[[ Records shown open ]]

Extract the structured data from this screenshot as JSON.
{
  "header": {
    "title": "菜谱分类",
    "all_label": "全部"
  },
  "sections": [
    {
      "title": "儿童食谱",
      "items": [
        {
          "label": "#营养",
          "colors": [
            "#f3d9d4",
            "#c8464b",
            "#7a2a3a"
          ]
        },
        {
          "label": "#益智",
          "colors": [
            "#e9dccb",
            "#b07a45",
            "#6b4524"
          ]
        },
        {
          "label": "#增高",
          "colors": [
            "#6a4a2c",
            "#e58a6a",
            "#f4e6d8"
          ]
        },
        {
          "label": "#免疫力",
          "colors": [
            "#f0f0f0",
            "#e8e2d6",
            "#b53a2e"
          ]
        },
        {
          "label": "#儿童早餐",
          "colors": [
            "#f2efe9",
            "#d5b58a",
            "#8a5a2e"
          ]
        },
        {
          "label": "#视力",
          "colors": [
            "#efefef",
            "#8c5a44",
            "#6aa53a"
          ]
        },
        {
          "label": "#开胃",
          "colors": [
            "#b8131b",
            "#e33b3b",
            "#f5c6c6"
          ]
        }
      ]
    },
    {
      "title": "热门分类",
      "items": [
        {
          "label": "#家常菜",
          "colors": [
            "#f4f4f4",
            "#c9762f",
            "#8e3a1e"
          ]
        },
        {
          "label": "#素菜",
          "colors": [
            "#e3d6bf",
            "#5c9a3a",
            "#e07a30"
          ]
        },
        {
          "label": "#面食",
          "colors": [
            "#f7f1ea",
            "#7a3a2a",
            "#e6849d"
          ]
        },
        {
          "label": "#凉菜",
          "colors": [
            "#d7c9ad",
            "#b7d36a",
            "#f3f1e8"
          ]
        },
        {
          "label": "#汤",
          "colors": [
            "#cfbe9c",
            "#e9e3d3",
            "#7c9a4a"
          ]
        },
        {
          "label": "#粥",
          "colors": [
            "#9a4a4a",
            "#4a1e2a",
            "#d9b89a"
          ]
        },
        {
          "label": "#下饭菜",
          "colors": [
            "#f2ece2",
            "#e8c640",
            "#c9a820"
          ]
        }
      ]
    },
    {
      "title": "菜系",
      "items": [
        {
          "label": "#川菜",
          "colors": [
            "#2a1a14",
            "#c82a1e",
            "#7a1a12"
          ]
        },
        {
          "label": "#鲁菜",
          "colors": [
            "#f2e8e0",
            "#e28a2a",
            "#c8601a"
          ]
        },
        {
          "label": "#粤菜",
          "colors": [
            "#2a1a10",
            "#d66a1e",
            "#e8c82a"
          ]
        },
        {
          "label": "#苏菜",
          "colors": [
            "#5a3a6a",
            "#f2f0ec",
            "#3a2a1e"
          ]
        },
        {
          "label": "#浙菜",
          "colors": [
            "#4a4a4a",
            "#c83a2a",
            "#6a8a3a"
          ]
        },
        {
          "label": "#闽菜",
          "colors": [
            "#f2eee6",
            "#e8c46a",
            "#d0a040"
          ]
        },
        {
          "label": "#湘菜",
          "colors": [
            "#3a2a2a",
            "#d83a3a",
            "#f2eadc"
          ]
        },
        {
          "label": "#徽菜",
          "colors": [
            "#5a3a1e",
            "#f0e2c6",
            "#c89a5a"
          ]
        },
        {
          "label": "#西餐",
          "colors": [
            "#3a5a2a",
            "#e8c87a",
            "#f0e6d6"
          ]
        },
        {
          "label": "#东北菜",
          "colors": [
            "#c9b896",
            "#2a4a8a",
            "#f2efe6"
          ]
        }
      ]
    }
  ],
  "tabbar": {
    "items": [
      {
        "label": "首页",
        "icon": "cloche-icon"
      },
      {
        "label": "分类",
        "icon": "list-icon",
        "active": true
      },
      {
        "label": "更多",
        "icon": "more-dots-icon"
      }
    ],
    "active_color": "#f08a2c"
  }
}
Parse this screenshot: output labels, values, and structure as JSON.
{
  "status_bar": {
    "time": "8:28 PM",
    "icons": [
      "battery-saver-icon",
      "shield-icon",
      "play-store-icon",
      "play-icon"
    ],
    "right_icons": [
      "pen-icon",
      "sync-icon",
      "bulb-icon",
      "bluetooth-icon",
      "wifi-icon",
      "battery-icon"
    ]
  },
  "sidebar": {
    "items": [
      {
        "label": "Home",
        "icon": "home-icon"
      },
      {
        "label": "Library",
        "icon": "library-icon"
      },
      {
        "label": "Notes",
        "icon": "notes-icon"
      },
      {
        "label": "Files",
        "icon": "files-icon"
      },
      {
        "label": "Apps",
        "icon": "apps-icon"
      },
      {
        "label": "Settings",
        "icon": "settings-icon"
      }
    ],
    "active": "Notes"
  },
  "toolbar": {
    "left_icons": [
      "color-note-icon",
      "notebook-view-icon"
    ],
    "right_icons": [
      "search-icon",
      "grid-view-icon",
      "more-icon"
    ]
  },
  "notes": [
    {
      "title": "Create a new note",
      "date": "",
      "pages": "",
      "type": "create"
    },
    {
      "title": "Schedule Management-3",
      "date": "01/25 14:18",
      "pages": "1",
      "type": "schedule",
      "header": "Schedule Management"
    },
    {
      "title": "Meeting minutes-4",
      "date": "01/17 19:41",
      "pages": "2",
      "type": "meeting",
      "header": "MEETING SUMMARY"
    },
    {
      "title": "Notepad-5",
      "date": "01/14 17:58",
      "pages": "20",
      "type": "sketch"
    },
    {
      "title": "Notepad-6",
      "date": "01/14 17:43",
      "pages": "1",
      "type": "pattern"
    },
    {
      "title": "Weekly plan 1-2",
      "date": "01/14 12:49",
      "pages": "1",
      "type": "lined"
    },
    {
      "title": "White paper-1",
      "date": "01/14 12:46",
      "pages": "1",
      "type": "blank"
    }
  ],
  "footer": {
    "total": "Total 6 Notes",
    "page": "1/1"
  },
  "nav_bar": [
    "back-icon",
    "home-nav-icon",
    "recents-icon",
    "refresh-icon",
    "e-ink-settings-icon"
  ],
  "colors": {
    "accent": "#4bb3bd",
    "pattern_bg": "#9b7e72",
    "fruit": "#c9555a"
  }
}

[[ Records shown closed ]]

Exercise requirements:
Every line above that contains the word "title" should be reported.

Task response:
    "title": "菜谱分类",
      "title": "儿童食谱",
      "title": "热门分类",
      "title": "菜系",
      "title": "Create a new note",
      "title": "Schedule Management-3",
      "title": "Meeting minutes-4",
      "title": "Notepad-5",
      "title": "Notepad-6",
      "title": "Weekly plan 1-2",
      "title": "White paper-1",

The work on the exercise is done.